The historical illiteracy of Wisconsin teachers; Update: Crosshairs, “Reload”
posted at 2:15 pm on February 17, 2011 by Ed Morrissey
Godwin’s Law states that any political argument, carried on long enough, will eventually provoke a Nazi reference. My own personal corollary to Godwin’s Law is that the first side to invoke it invariably loses, mainly because Nazis and Adolf Hitler are simply not analogous to normal politics in American democracy, unless one is discussing actual neo-Nazis. It exposes a clear lack of historical literacy about the Nazis and the history between the two World Wars of the last century. It’s the kind of argument favored by the relatively uneducated.
That’s what makes the protests in Wisconsin over Governor Scott Walker’s proposal to curtail the power of public-sector unions so deliciously ironic. Hot Air reader Tim R in Madison took his camera with him when he attended the large protests staged by the teachers against the budget bill that would require contributions for pensions and health insurance, as well as put new curbs on collective bargaining. Tim discovered signs like this at the protest yesterday at 6 pm just after the speakers concluded:
This is one of the milder examples, although it’s worth noting that teachers brought their students with them to the protest. I wonder if the same teacher holding this sign would discipline a student who wrote something similar on a chalkboard, with or without the underscores.
This seems to be a theme at the protests:
Er, Hitler? Why Hitler, of all possible comparisons? One of her colleagues helpfully held a sign to explain it:
First, Walker hasn’t “outlowed” unions, or even proposed outlawing them, either. Walker’s proposal would restrict negotiations with non-law-enforcement unions to wages only, and would require recertification votes each year. It would also make Wisconsin a right-to-work state, ending automatic deduction of union dues from paychecks and instead make them voluntary. That may put unions in a tough position to justify their continued representation, but it hardly outlaws the unions.
Besides, even if it did, it’s a fallacious argument. Hitler was also a vegetarian who owned a dog. Are all vegetarians Nazis? All dog owners? The Nazis aren’t history’s great villains because Hitler opposed public-sector unions. To equate that with Naziism isn’t just reprehensible, it’s downright ignorant and minimizes the actual horrors of Naziism.
That doesn’t stop Wisconsin educators from expanding on their theme:
What do you get when you cross Hosni Mubarak and Adolf Hitler?

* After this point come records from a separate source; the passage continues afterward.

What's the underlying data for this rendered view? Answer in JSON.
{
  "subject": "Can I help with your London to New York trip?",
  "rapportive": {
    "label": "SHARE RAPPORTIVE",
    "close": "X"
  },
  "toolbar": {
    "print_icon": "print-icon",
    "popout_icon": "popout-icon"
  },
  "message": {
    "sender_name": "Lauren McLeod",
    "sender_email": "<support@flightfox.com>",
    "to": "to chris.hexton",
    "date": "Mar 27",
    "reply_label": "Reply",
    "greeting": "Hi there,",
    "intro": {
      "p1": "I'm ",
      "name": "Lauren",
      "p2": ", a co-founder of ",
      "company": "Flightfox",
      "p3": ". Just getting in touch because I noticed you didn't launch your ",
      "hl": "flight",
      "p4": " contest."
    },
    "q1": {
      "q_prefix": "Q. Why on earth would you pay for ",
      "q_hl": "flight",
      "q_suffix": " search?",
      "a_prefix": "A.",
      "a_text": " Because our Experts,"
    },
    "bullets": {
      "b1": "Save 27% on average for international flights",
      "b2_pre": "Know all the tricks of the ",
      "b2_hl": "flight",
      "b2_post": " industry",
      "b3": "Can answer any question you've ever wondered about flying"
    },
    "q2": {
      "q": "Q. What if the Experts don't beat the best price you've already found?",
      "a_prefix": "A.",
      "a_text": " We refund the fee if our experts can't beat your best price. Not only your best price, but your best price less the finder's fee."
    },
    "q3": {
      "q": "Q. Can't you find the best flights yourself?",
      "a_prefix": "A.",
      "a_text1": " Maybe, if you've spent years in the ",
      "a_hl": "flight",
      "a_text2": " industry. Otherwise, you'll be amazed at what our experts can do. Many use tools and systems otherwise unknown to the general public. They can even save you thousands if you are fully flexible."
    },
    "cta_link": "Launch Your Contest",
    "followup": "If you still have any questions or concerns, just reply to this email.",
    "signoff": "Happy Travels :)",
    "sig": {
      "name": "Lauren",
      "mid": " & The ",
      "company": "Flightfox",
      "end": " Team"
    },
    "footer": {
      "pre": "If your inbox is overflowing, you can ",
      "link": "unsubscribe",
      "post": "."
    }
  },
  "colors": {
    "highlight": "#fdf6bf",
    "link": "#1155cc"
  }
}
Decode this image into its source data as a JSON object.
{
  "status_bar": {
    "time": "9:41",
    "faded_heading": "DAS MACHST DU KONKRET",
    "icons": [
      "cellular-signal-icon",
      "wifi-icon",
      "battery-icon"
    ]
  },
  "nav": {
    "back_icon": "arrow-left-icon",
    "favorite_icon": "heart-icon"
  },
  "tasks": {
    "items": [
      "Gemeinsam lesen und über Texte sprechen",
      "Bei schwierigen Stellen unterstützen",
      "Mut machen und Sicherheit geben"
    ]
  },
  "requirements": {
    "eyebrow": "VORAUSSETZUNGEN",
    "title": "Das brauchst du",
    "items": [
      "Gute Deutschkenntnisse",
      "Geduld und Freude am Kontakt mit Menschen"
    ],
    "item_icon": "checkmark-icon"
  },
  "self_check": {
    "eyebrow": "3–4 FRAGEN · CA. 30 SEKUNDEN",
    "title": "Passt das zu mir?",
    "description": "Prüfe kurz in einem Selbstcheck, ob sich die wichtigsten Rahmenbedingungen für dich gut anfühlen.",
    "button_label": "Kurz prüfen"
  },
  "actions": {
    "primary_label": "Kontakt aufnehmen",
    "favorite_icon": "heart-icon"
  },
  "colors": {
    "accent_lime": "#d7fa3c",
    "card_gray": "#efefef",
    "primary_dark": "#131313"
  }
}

One ugly baby, that’s for sure, but not Scott Walker. Again, this appears to be a recurring theme in this teachers’ protest. (Also, it looks like anti-smoking efforts have been for naught in the classroom.)
But while we’re noticing just how poorly Wisconsin teachers do at history, it looks as though some of them might have problems with the present:
“Impeach Bush”? Maybe it’s a leftover sign from a few years ago. The Anchoress points out another sign at a different locale which reads “I AM THE FUTURE – I NEEN QUALITY TEACHERS.” From what we’ve seen of these protests, the entire state of Wisconsin is in need of quality teachers, and it looks like the union is the biggest impediment to getting them.
Meanwhile, Democrats in the Wisconsin Senate have gone AWOL in an attempt to avoid casting a vote on the bill:
A three-day-long stand-off at the Wisconsin state capitol between union supporters and those backing the Republican governor’s budget cuts just went to another level Thursday as Democratic senators apparently fled the state to prevent a vote on Gov. Scott Walker’s budget-repair bill, which would cut public employee union collective bargaining rights and require them to contribute to pensions and health care.
Law enforcement has been sent to find missing Democratic lawmakers, according to a Madison, Wis. ABC affiliate. State Sen. leader Scott Fitzgerald said only one Democrat is needed for quorum to vote on the controversial bill, which is expected to pass a Republican-majority Senate. The “Sergeant of Arms is going door to door to find Democratic senators.”
The budget-repair bill passed a finance committee 12-4 late last night, its last hurdle before a Senate vote, on party lines convincing Senate Democrats that moderate Republicans would not deliver them an upset victory over the Gov. Scott Walker.
They have to come home eventually, and they can’t avoid their responsibilities forever.